→ **How to complete this task**
Reply solely with the number of lines, in the records underneath, that include the word "data".

→ **Material for this task**

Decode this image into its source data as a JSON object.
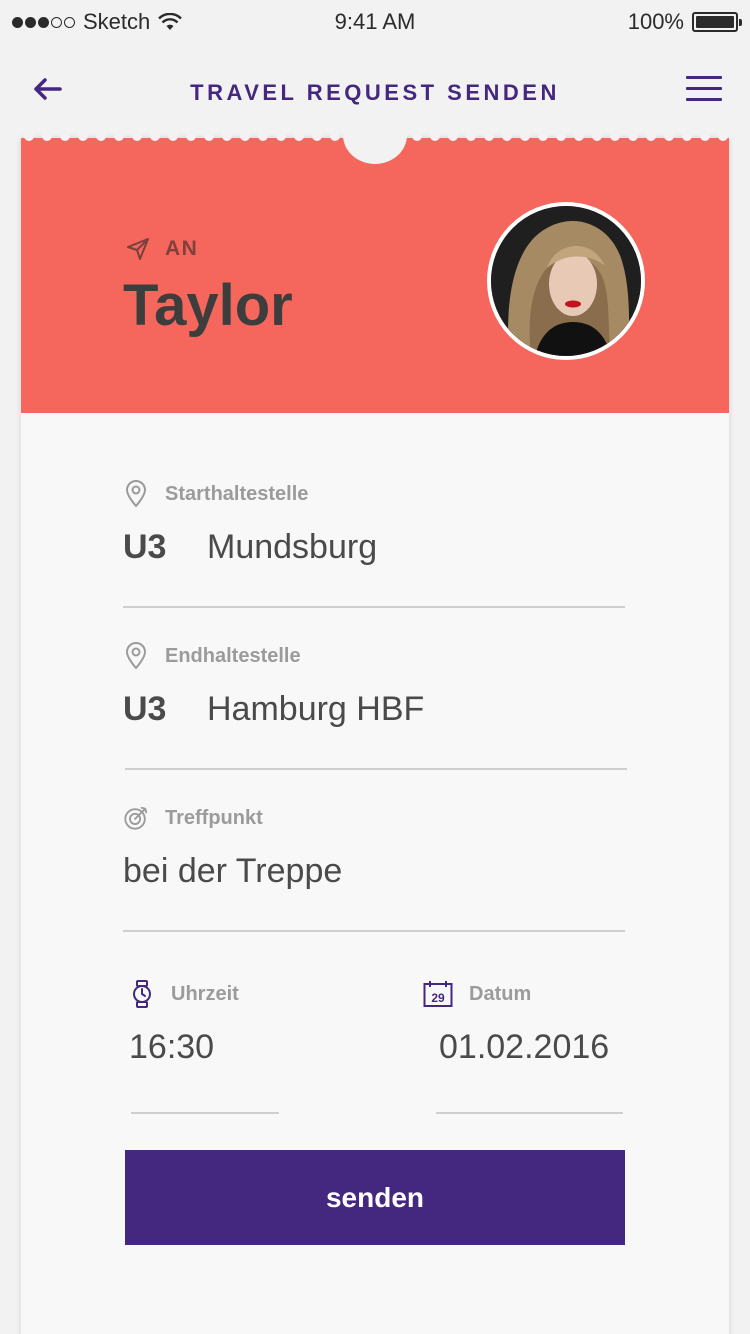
{
  "status_bar": {
    "carrier": "Sketch",
    "time": "9:41 AM",
    "battery": "100%"
  },
  "nav": {
    "title": "TRAVEL REQUEST SENDEN"
  },
  "recipient": {
    "to_label": "AN",
    "name": "Taylor"
  },
  "form": {
    "start": {
      "label": "Starthaltestelle",
      "line": "U3",
      "station": "Mundsburg"
    },
    "end": {
      "label": "Endhaltestelle",
      "line": "U3",
      "station": "Hamburg HBF"
    },
    "meeting_point": {
      "label": "Treffpunkt",
      "value": "bei der Treppe"
    },
    "time": {
      "label": "Uhrzeit",
      "value": "16:30"
    },
    "date": {
      "label": "Datum",
      "value": "01.02.2016",
      "icon_day": "29"
    }
  },
  "submit_label": "senden",
  "colors": {
    "accent": "#44277f",
    "header": "#f5675d",
    "background": "#f2f2f2",
    "card": "#f8f8f8"
  },
  "icons": [
    "back-arrow-icon",
    "menu-icon",
    "send-icon",
    "location-pin-icon",
    "target-icon",
    "watch-icon",
    "calendar-icon",
    "wifi-icon",
    "battery-icon"
  ]
}
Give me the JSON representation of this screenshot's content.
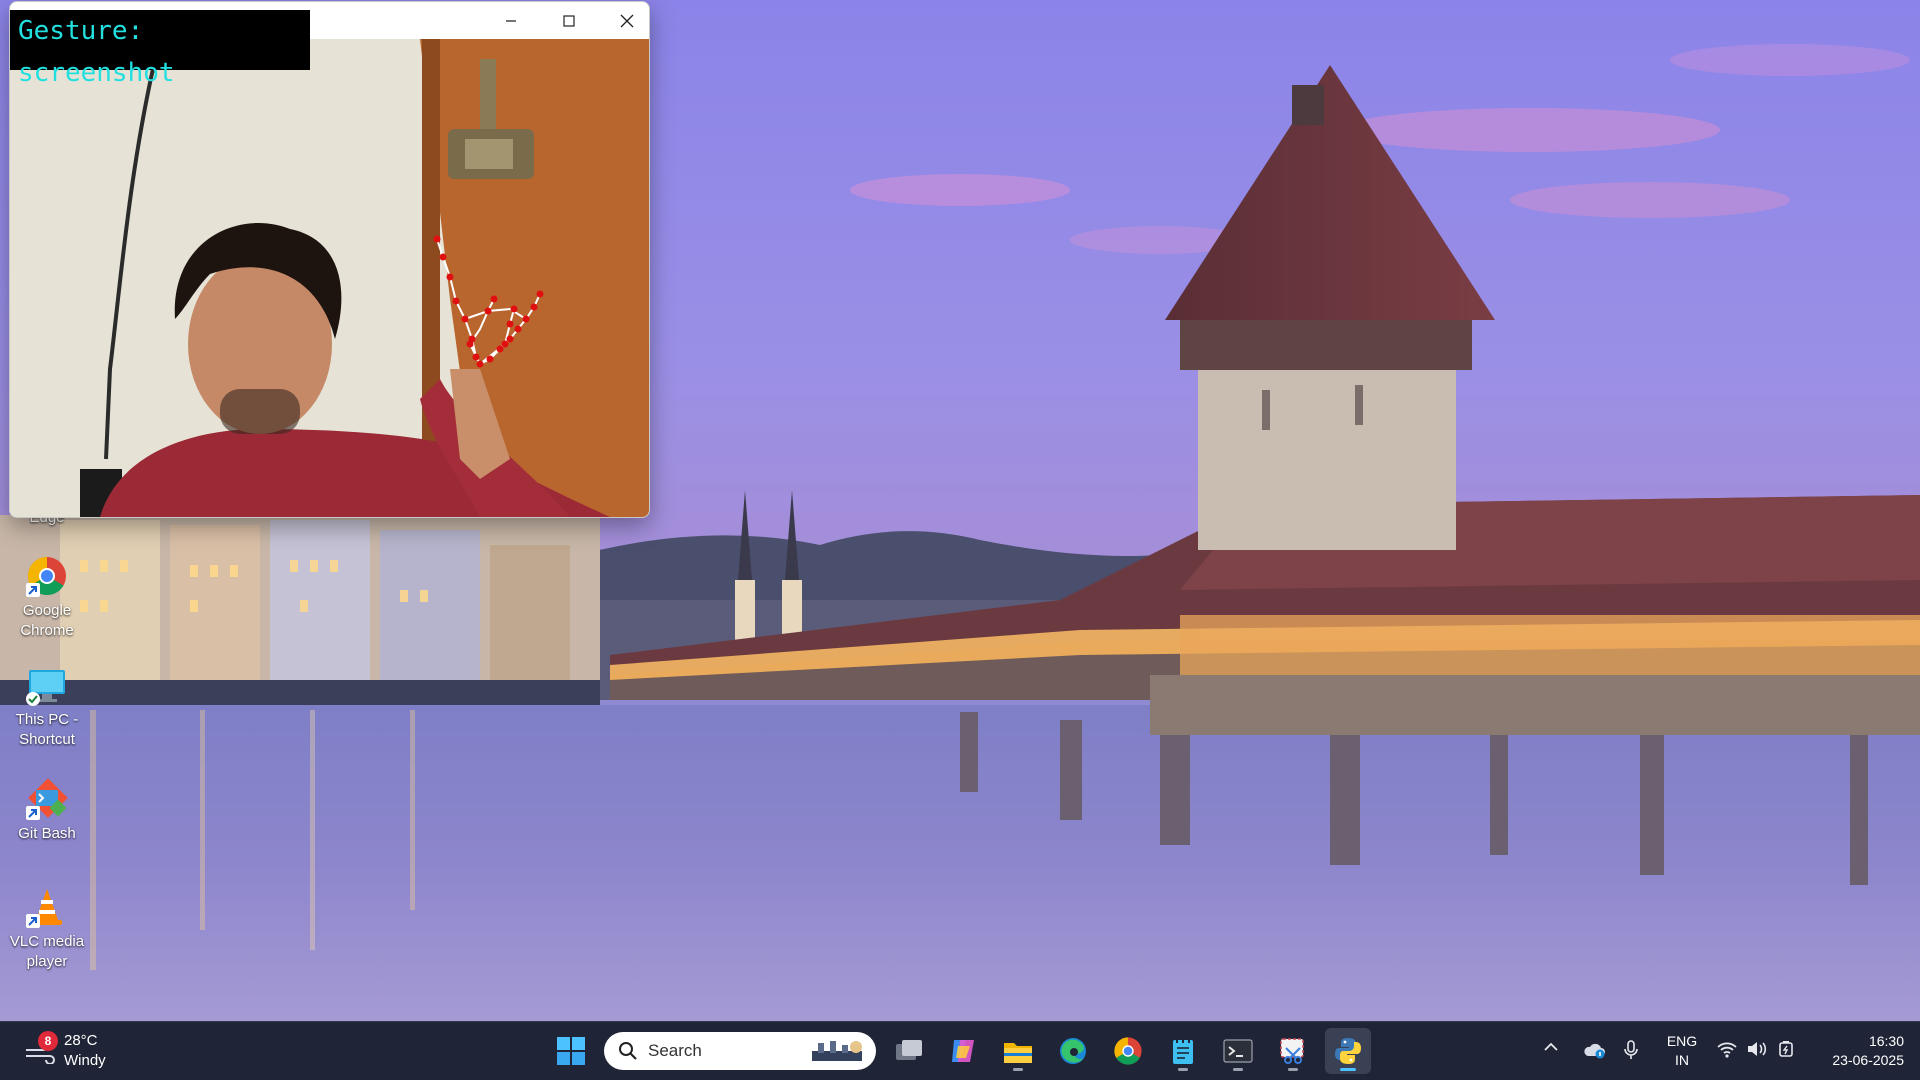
{
  "desktop": {
    "icons": [
      {
        "label": "Edge"
      },
      {
        "label": "Google Chrome"
      },
      {
        "label": "This PC - Shortcut"
      },
      {
        "label": "Git Bash"
      },
      {
        "label": "VLC media player"
      }
    ]
  },
  "camera_window": {
    "overlay_text": "Gesture: screenshot",
    "overlay_color": "#22e0e0",
    "controls": [
      "minimize-icon",
      "maximize-icon",
      "close-icon"
    ]
  },
  "taskbar": {
    "weather": {
      "temperature": "28°C",
      "condition": "Windy",
      "notification_count": "8"
    },
    "search": {
      "placeholder": "Search"
    },
    "apps": [
      {
        "name": "start-button",
        "icon": "windows-logo-icon"
      },
      {
        "name": "task-view",
        "icon": "task-view-icon"
      },
      {
        "name": "copilot",
        "icon": "copilot-icon"
      },
      {
        "name": "file-explorer",
        "icon": "folder-icon"
      },
      {
        "name": "edge",
        "icon": "edge-icon"
      },
      {
        "name": "chrome",
        "icon": "chrome-icon"
      },
      {
        "name": "notepad",
        "icon": "notepad-icon"
      },
      {
        "name": "terminal",
        "icon": "terminal-icon"
      },
      {
        "name": "snipping-tool",
        "icon": "snipping-tool-icon"
      },
      {
        "name": "python",
        "icon": "python-icon",
        "active": true
      }
    ],
    "tray": {
      "language_top": "ENG",
      "language_bottom": "IN",
      "time": "16:30",
      "date": "23-06-2025"
    },
    "accent_color": "#4cc2ff"
  }
}
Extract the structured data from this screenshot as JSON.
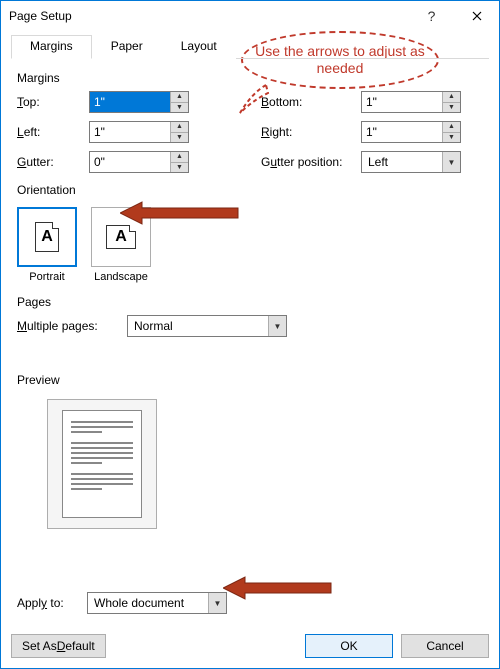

→ **Task output**
2